Friday, March 02, 2007

The trials of Rickards et al...

The recent acquittal of Shipton, Schollum and Rickards brings an end to a long-running triad of cases that were caused by the accusations of Louise Nichols against Rickards. Only the conviction of Shipton and Schollum (as well as two others) of a rape at Mount Manganui has prevented the proceedings from being a complete and utter shambles.

I had pretty much known at the time of the Louise Nichols case that Shipton and Schollum had already been convicted. Yet despite this I didn't think there would be a conviction. Why? Because Louise Nichols had already made prior rape allegations against other police officers and against a "pack of maoris". She retracted the allegation against a "pack of maoris" saying she didn't know why she had made it while the allegation against other police officers went to trial several years back and resulted in not guilty verdicts. So while she gave the impression of one speaking truth, it was far less certain that what she believed had happened had actually happened. Combined with the statement of the flatmate, a guilty verdict from the jurors would have been grounds for sending them to a mental hospital.

While Louise's prior history had been widely described in the papers before the trial, the complainant at the recent trial was largely shrouded behind name suppression. It was only during the course of the trial that I realized that something incredible had happened - the police had managed to find a complainant even less credible than Louise Nichols. Why?

For starters, she initially stated that she claimed to have been in a relationship with Clint Rickards for about six months. Now she says she only saw him on the night of the attack. At the trial, she blamed the discrepancies on police misunderstandings.

Then there was revelation that she didn't come forward on her own but had been found by the police while they were investigating the Louise Nichols allegations. They had seized Shipton's notes, found her details therein (she had been in a relationship with him) and contacted her. It just so happens that she was having personal problems at the time ("including looking after her four children and dealing with the break-up of a relationship"). That's a strong incentive for many people to start fabricating evidence to gain needed sympathy and while truthful allegations can result

But for me the tipping point was when the complainant declared under cross-examination: "I know poor Louise Nicholas lost her case and I am trying damn hard to make sure these guys are done." From this point on, the case was dead in the water.

The prosecution certainly knew that the case was hopeless. The prosecutor covered himself with infamy when he had to accuse (video-link I'm afraid) Clint Rickards of being a practiced liar because he had been, wait for it, an undercover cop! Now when he deals with crimes involving the testimony of undercover police officers, all the defence attorney has to say is "as my distinguished colleague has said at Clint Rickard's last trial, undercover cops are practised liars" to get an acquittal.

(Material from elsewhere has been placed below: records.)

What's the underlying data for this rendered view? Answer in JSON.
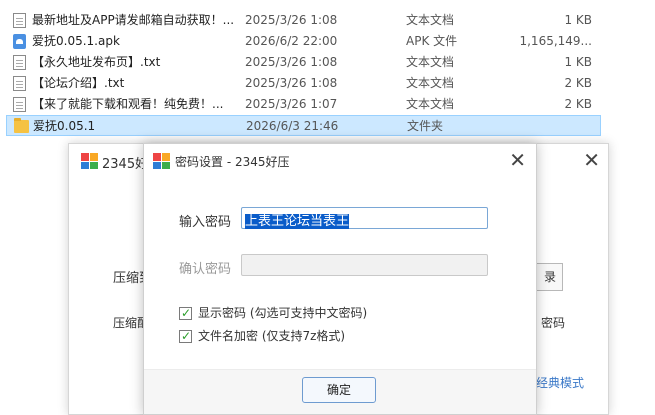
{
  "files": [
    {
      "name": "最新地址及APP请发邮箱自动获取！...",
      "date": "2025/3/26 1:08",
      "type": "文本文档",
      "size": "1 KB",
      "icon": "text-file-icon"
    },
    {
      "name": "爱抚0.05.1.apk",
      "date": "2026/6/2 22:00",
      "type": "APK 文件",
      "size": "1,165,149...",
      "icon": "apk-file-icon"
    },
    {
      "name": "【永久地址发布页】.txt",
      "date": "2025/3/26 1:08",
      "type": "文本文档",
      "size": "1 KB",
      "icon": "text-file-icon"
    },
    {
      "name": "【论坛介绍】.txt",
      "date": "2025/3/26 1:08",
      "type": "文本文档",
      "size": "2 KB",
      "icon": "text-file-icon"
    },
    {
      "name": "【来了就能下载和观看！纯免费！...",
      "date": "2025/3/26 1:07",
      "type": "文本文档",
      "size": "2 KB",
      "icon": "text-file-icon"
    },
    {
      "name": "爱抚0.05.1",
      "date": "2026/6/3 21:46",
      "type": "文件夹",
      "size": "",
      "icon": "folder-icon"
    }
  ],
  "bg_window": {
    "title": "2345好",
    "close": "✕",
    "label1": "压缩到",
    "label2": "压缩配",
    "button_partial": "录",
    "right_text": "密码",
    "link": "经典模式"
  },
  "dialog": {
    "title": "密码设置 - 2345好压",
    "close": "✕",
    "password_label": "输入密码",
    "password_value": "上表王论坛当表王",
    "confirm_label": "确认密码",
    "confirm_value": "",
    "show_password_label": "显示密码 (勾选可支持中文密码)",
    "show_password_checked": true,
    "encrypt_names_label": "文件名加密 (仅支持7z格式)",
    "encrypt_names_checked": true,
    "ok_button": "确定"
  },
  "colors": {
    "selection_bg": "#cce8ff",
    "text_selection": "#0a5cc9",
    "link": "#3a78c8"
  }
}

The exposure of Shipton's wife as a probable liar certainly looked dramatic but for me, it only confirmed the essential weakness of the case. It's pretty much a truism that alibis offered by the relatives of the defendant are often unreliable and a jury can be made aware of this by a few questions under cross-examination. Hence for the prosecution to fly a witness in from Perth and then to recall Shipton's wife to the stand to get her to collapse is evidence that the prosecution was clutching at straws. Even if she did lie, it only proves that she was stupid, not that her husband and others were guilty of rape.

So with the trials concluded (there is another to come relating to the original investigation but that involves perverting the course of justice), I can safely say that neither of the cases involving Louise Nichols and the recent complainant should have been brought. The accusers were simply unreliable for any reasonable jury to convict. Clint Rickards faults the police for the investigation but I daresay they were leaving no stone unturned. What should have happened is that the Crown Prosecution Service should have resisted the political pressure and decided against bringing the case to trial. For them not to have done so was in my opinion a dereliction of their duty. Prosecuting the Mount Manganui case was the right decision in that a conviction has been obtained and three rapists are behind bars. But the prosecution of the other two cases only leaves the nasty impression that people were abusing the courts to drag Clint Rickards down through his association with Shipton and Schollum and that the introduction of politically motivated prosecutions into our legal system is a dangerous beginning...

UPDATE: Link added (referring to the claim the woman had known Rickards before the attack).